From the Monopoly board to the suburban mall, free parking is one of those American ideals that no one can get enough of. Or so it seems. But in fact parking doesn’t come free, even when there’s no meter or permit requirement in sight.
It costs an estimated $5,000 in construction costs just to build an off-street parking space—and that doesn’t account for the value of the land it’s built on. Nor does it account for the environmental cost of providing parking.
That bill includes the “heat island” effect that residents of southwestern cities know all too well. Because concrete and pavement retain heat better than soil and vegetation do, nighttime temperatures in the sprawling Phoenix area have risen more than 10 degrees in the last 40 years.
That results in public health impacts, a greater need for air conditioning—and nighttime misery. And paving the ground also makes urban flooding worse.
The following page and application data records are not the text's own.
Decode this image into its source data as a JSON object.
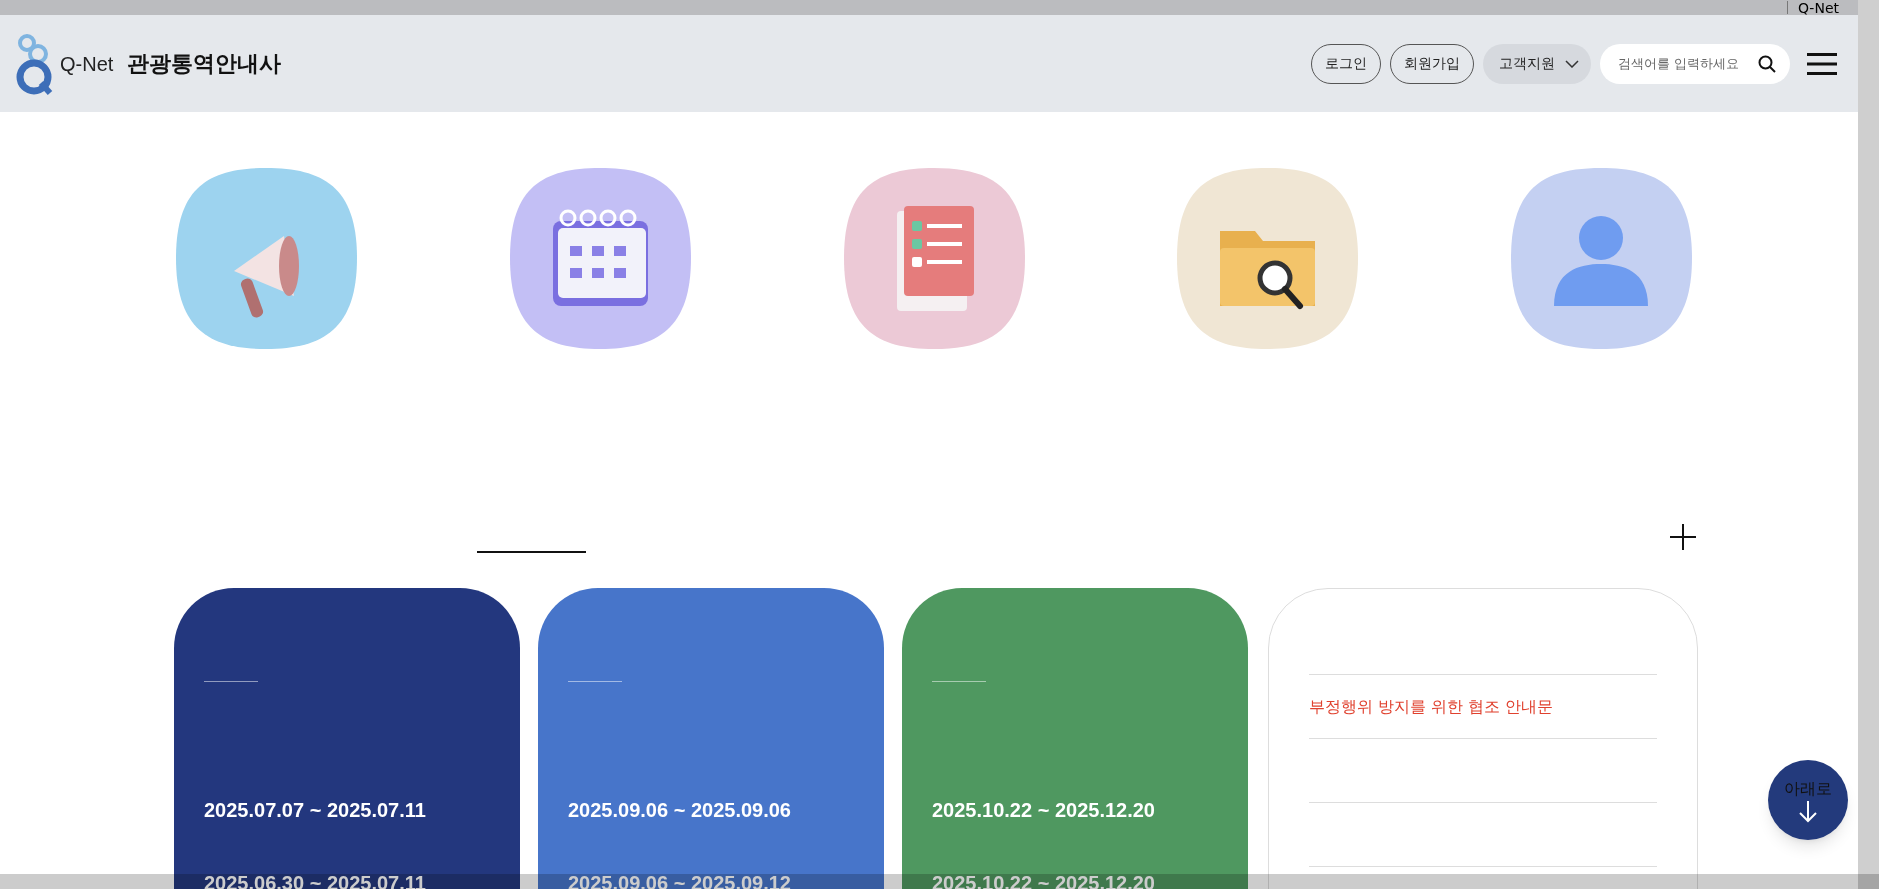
{
  "top_bar": {
    "link": "Q-Net"
  },
  "header": {
    "logo_text": "Q-Net",
    "site_title": "관광통역안내사",
    "buttons": [
      {
        "label": "로그인",
        "kind": "outline"
      },
      {
        "label": "회원가입",
        "kind": "outline"
      },
      {
        "label": "고객지원",
        "kind": "dropdown"
      }
    ],
    "search": {
      "placeholder": "검색어를 입력하세요"
    }
  },
  "quick_links": [
    {
      "kind": "megaphone"
    },
    {
      "kind": "calendar"
    },
    {
      "kind": "checklist"
    },
    {
      "kind": "folder"
    },
    {
      "kind": "user"
    }
  ],
  "schedule_cards": [
    {
      "color": "#23377e",
      "dates": [
        "2025.07.07 ~ 2025.07.11",
        "2025.06.30 ~ 2025.07.11"
      ]
    },
    {
      "color": "#4775ca",
      "dates": [
        "2025.09.06 ~ 2025.09.06",
        "2025.09.06 ~ 2025.09.12"
      ]
    },
    {
      "color": "#4f9860",
      "dates": [
        "2025.10.22 ~ 2025.12.20",
        "2025.10.22 ~ 2025.12.20"
      ]
    }
  ],
  "notices": [
    {
      "title": "부정행위 방지를 위한 협조 안내문"
    }
  ],
  "scroll_button": {
    "label": "아래로"
  }
}
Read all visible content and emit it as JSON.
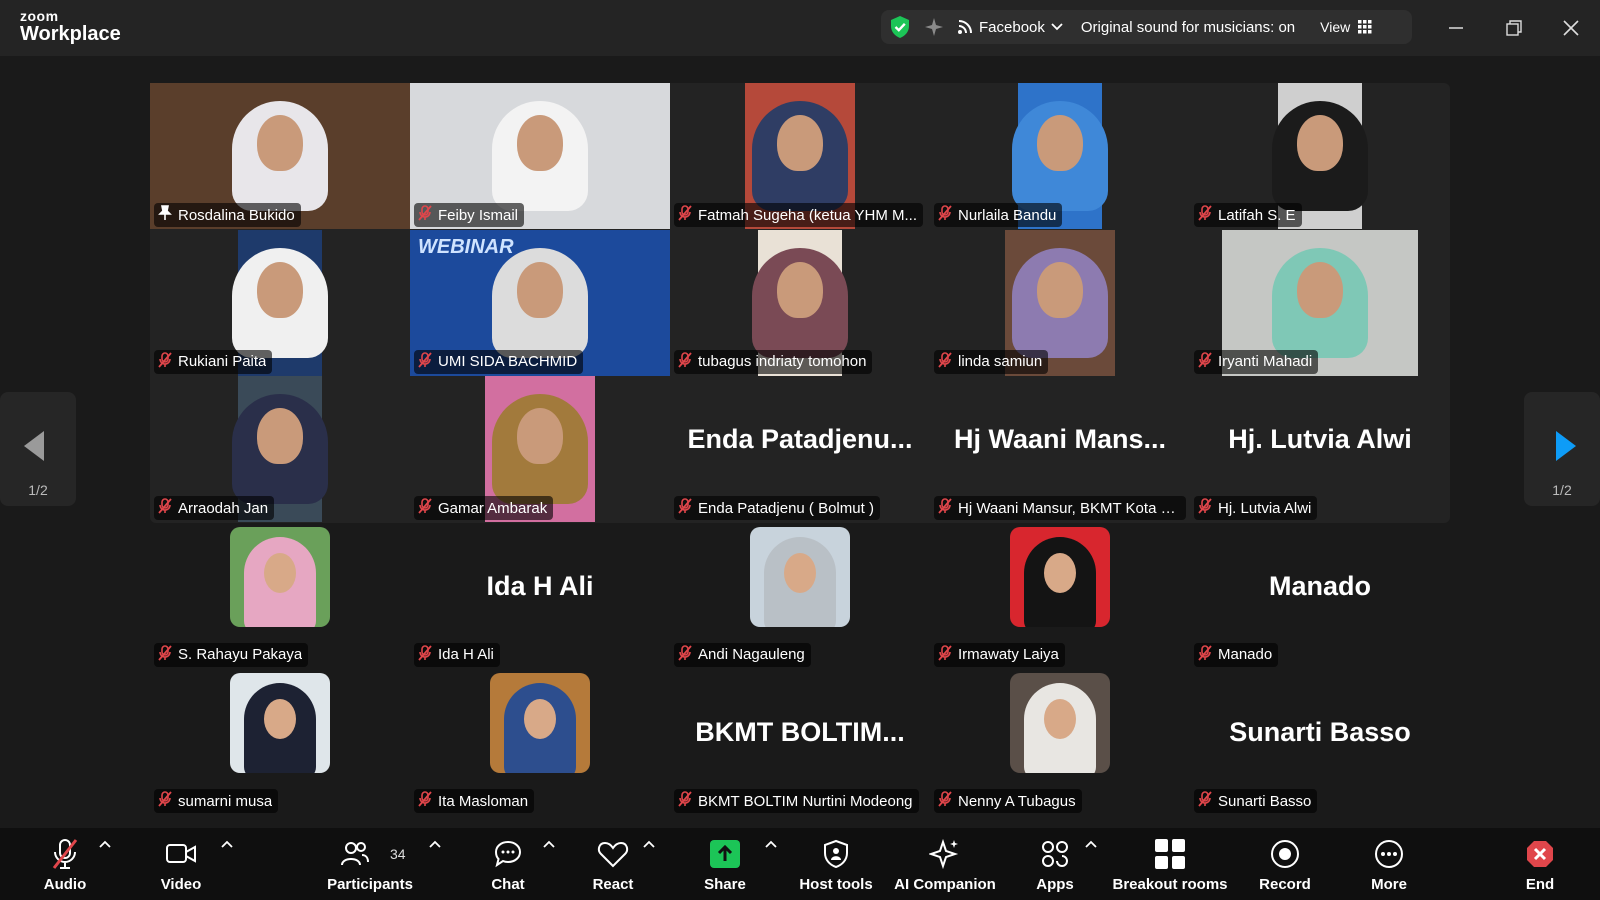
{
  "app": {
    "logo_top": "zoom",
    "logo_bottom": "Workplace"
  },
  "topbar": {
    "stream_target": "Facebook",
    "original_sound": "Original sound for musicians: on",
    "view_label": "View"
  },
  "colors": {
    "accent_green": "#1cc557",
    "muted_red": "#e0464b",
    "share_green": "#1cc557",
    "nav_blue": "#0e9cf7"
  },
  "pager": {
    "left": "1/2",
    "right": "1/2"
  },
  "participants": [
    {
      "name": "Rosdalina Bukido",
      "kind": "video",
      "pinned": true,
      "bg": "#5a3e2b",
      "scarf": "#e8e6ea"
    },
    {
      "name": "Feiby Ismail",
      "kind": "video",
      "bg": "#d7d9dc",
      "scarf": "#f3f3f3"
    },
    {
      "name": "Fatmah Sugeha (ketua YHM M...",
      "kind": "video",
      "bg": "#b5493a",
      "scarf": "#2f3d64"
    },
    {
      "name": "Nurlaila Bandu",
      "kind": "video",
      "bg": "#2e73c9",
      "scarf": "#3f88d8"
    },
    {
      "name": "Latifah S. E",
      "kind": "video",
      "bg": "#cfcfcf",
      "scarf": "#1b1b1b"
    },
    {
      "name": "Rukiani Paita",
      "kind": "video",
      "bg": "#1e3a6b",
      "scarf": "#f0f0f0"
    },
    {
      "name": "UMI SIDA BACHMID",
      "kind": "video",
      "bg": "#1c4a9c",
      "scarf": "#dcdcdc",
      "banner": "WEBINAR"
    },
    {
      "name": "tubagus indriaty tomohon",
      "kind": "video",
      "bg": "#e9e1d6",
      "scarf": "#7a4a55"
    },
    {
      "name": "linda samiun",
      "kind": "video",
      "bg": "#6b4a3a",
      "scarf": "#8d7bb0"
    },
    {
      "name": "Iryanti Mahadi",
      "kind": "video",
      "bg": "#c5c7c4",
      "scarf": "#7fc8b6"
    },
    {
      "name": "Arraodah Jan",
      "kind": "video",
      "bg": "#3a4a58",
      "scarf": "#2a2f4a"
    },
    {
      "name": "Gamar Ambarak",
      "kind": "video",
      "bg": "#d26fa0",
      "scarf": "#a27a3c"
    },
    {
      "name": "Enda Patadjenu ( Bolmut )",
      "kind": "name",
      "big": "Enda  Patadjenu..."
    },
    {
      "name": "Hj Waani Mansur, BKMT Kota B...",
      "kind": "name",
      "big": "Hj  Waani  Mans..."
    },
    {
      "name": "Hj. Lutvia Alwi",
      "kind": "name",
      "big": "Hj. Lutvia Alwi"
    },
    {
      "name": "S. Rahayu Pakaya",
      "kind": "avatar",
      "bg": "#6aa05a",
      "scarf": "#e6a7c2"
    },
    {
      "name": "Ida H Ali",
      "kind": "name",
      "big": "Ida H Ali"
    },
    {
      "name": "Andi Nagauleng",
      "kind": "avatar",
      "bg": "#c8d3dc",
      "scarf": "#b9c0c6"
    },
    {
      "name": "Irmawaty Laiya",
      "kind": "avatar",
      "bg": "#d8262e",
      "scarf": "#141414"
    },
    {
      "name": "Manado",
      "kind": "name",
      "big": "Manado"
    },
    {
      "name": "sumarni musa",
      "kind": "avatar",
      "bg": "#dfe6ea",
      "scarf": "#1d2233"
    },
    {
      "name": "Ita Masloman",
      "kind": "avatar",
      "bg": "#b57a3a",
      "scarf": "#2d4e8e"
    },
    {
      "name": "BKMT BOLTIM Nurtini Modeong",
      "kind": "name",
      "big": "BKMT  BOLTIM..."
    },
    {
      "name": "Nenny A Tubagus",
      "kind": "avatar",
      "bg": "#5a4f48",
      "scarf": "#e8e6e2"
    },
    {
      "name": "Sunarti Basso",
      "kind": "name",
      "big": "Sunarti Basso"
    }
  ],
  "toolbar": {
    "audio": "Audio",
    "video": "Video",
    "participants": "Participants",
    "participants_count": "34",
    "chat": "Chat",
    "react": "React",
    "share": "Share",
    "host_tools": "Host tools",
    "ai_companion": "AI Companion",
    "apps": "Apps",
    "breakout_rooms": "Breakout rooms",
    "record": "Record",
    "more": "More",
    "end": "End"
  }
}
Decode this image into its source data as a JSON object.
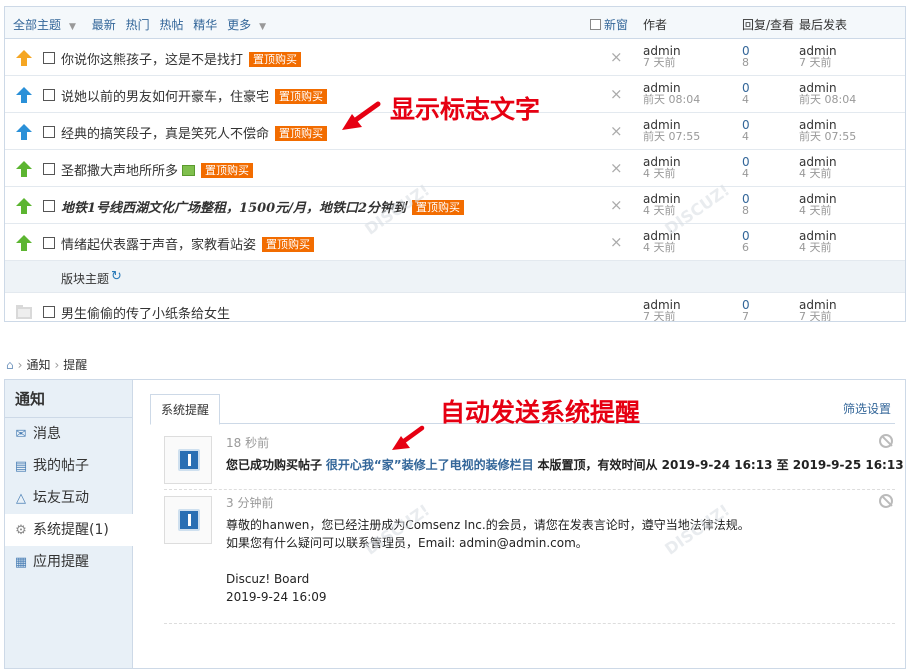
{
  "forum": {
    "tabs": [
      "全部主题",
      "最新",
      "热门",
      "热帖",
      "精华",
      "更多"
    ],
    "new_window": "新窗",
    "col_author": "作者",
    "col_replies": "回复/查看",
    "col_last": "最后发表",
    "tag_label": "置顶购买",
    "threads": [
      {
        "title": "你说你这熊孩子，这是不是找打",
        "author": "admin",
        "author_time": "7 天前",
        "replies": "0",
        "views": "8",
        "last_user": "admin",
        "last_time": "7 天前",
        "icon_color": "#f5a623",
        "bold": false,
        "has_tag": true
      },
      {
        "title": "说她以前的男友如何开豪车，住豪宅",
        "author": "admin",
        "author_time": "前天 08:04",
        "replies": "0",
        "views": "4",
        "last_user": "admin",
        "last_time": "前天 08:04",
        "icon_color": "#2a90d8",
        "bold": false,
        "has_tag": true
      },
      {
        "title": "经典的搞笑段子，真是笑死人不偿命",
        "author": "admin",
        "author_time": "前天 07:55",
        "replies": "0",
        "views": "4",
        "last_user": "admin",
        "last_time": "前天 07:55",
        "icon_color": "#2a90d8",
        "bold": false,
        "has_tag": true
      },
      {
        "title": "圣都撒大声地所所多",
        "author": "admin",
        "author_time": "4 天前",
        "replies": "0",
        "views": "4",
        "last_user": "admin",
        "last_time": "4 天前",
        "icon_color": "#5cb531",
        "bold": false,
        "has_tag": true
      },
      {
        "title": "地铁1号线西湖文化广场整租，1500元/月，地铁口2分钟到",
        "author": "admin",
        "author_time": "4 天前",
        "replies": "0",
        "views": "8",
        "last_user": "admin",
        "last_time": "4 天前",
        "icon_color": "#5cb531",
        "bold": true,
        "has_tag": true
      },
      {
        "title": "情绪起伏表露于声音，家教看站姿",
        "author": "admin",
        "author_time": "4 天前",
        "replies": "0",
        "views": "6",
        "last_user": "admin",
        "last_time": "4 天前",
        "icon_color": "#5cb531",
        "bold": false,
        "has_tag": true
      }
    ],
    "section_label": "版块主题",
    "normal_thread": {
      "title": "男生偷偷的传了小纸条给女生",
      "author": "admin",
      "author_time": "7 天前",
      "replies": "0",
      "views": "7",
      "last_user": "admin",
      "last_time": "7 天前"
    }
  },
  "annotations": {
    "top": "显示标志文字",
    "bottom": "自动发送系统提醒"
  },
  "breadcrumb": {
    "home": "home-icon",
    "level1": "通知",
    "level2": "提醒"
  },
  "sidebar": {
    "title": "通知",
    "items": [
      {
        "label": "消息",
        "icon": "mail-icon"
      },
      {
        "label": "我的帖子",
        "icon": "document-icon"
      },
      {
        "label": "坛友互动",
        "icon": "triangle-icon"
      },
      {
        "label": "系统提醒(1)",
        "icon": "gear-icon"
      },
      {
        "label": "应用提醒",
        "icon": "grid-icon"
      }
    ]
  },
  "notice": {
    "tab_label": "系统提醒",
    "filter_label": "筛选设置",
    "items": [
      {
        "time": "18 秒前",
        "prefix": "您已成功购买帖子",
        "link": "很开心我“家”装修上了电视的装修栏目",
        "suffix": "本版置顶，有效时间从 2019-9-24 16:13 至 2019-9-25 16:13"
      },
      {
        "time": "3 分钟前",
        "line1": "尊敬的hanwen，您已经注册成为Comsenz Inc.的会员，请您在发表言论时，遵守当地法律法规。",
        "line2": "如果您有什么疑问可以联系管理员，Email: admin@admin.com。",
        "line3": "Discuz! Board",
        "line4": "2019-9-24 16:09"
      }
    ]
  },
  "colors": {
    "accent_red": "#e60012",
    "tag_orange": "#f26c00",
    "link_blue": "#336699"
  }
}
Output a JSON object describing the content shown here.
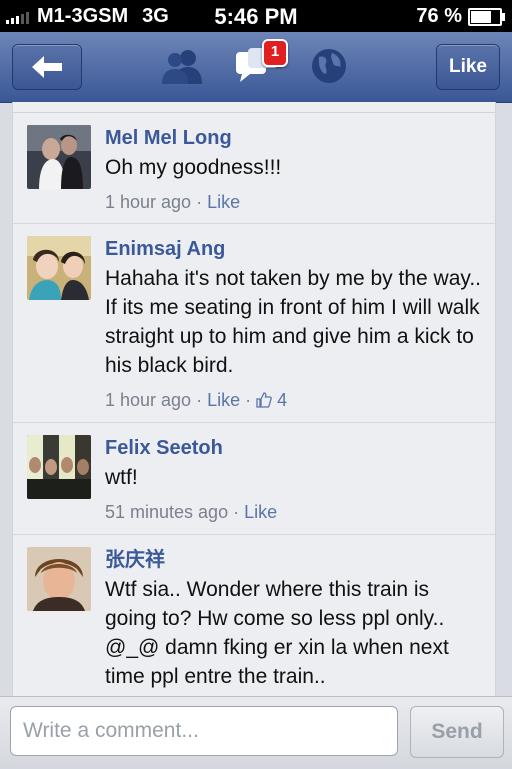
{
  "status_bar": {
    "carrier": "M1-3GSM",
    "network": "3G",
    "time": "5:46 PM",
    "battery_text": "76 %",
    "battery_level": 0.76
  },
  "nav": {
    "like_label": "Like",
    "notification_count": "1",
    "icons": [
      "back-arrow-icon",
      "friends-icon",
      "messages-icon",
      "globe-icon"
    ]
  },
  "comments": [
    {
      "name": "Mel Mel Long",
      "text": "Oh my goodness!!!",
      "time": "1 hour ago",
      "sep": " · ",
      "like": "Like",
      "likes": ""
    },
    {
      "name": "Enimsaj Ang",
      "text": "Hahaha it's not taken by me by the way.. If its me seating in front of him I will walk straight up to him and give him a kick to his black bird.",
      "time": "1 hour ago",
      "sep": " · ",
      "like": "Like",
      "sep2": " · ",
      "likes": "4"
    },
    {
      "name": "Felix Seetoh",
      "text": "wtf!",
      "time": "51 minutes ago",
      "sep": " · ",
      "like": "Like",
      "likes": ""
    },
    {
      "name": "张庆祥",
      "text": "Wtf sia.. Wonder where this train is going to? Hw come so less ppl only.. @_@ damn fking er xin la when next time ppl entre the train..",
      "time": "",
      "like": "",
      "likes": ""
    }
  ],
  "composer": {
    "placeholder": "Write a comment...",
    "send_label": "Send"
  },
  "colors": {
    "nav_blue": "#3b5998",
    "name_blue": "#3b5998",
    "badge_red": "#e02020"
  }
}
But even providing parking in the first place poses costs. The greenhouse gas emissions produced when asphalt and concrete are manufactured add another 10 percent to the emissions cars themselves produce. Manufacturing those materials produces sulfur dioxide and small particulates that can cause respiratory problems.
Because we often don’t pay directly for parking, these effects add up to a huge subsidy—a figure that’s been estimated at more than $125 billion a year in the U.S. In the short term, drivers benefit—but in the long term, we’re all stuck with the bill of environmental and health costs.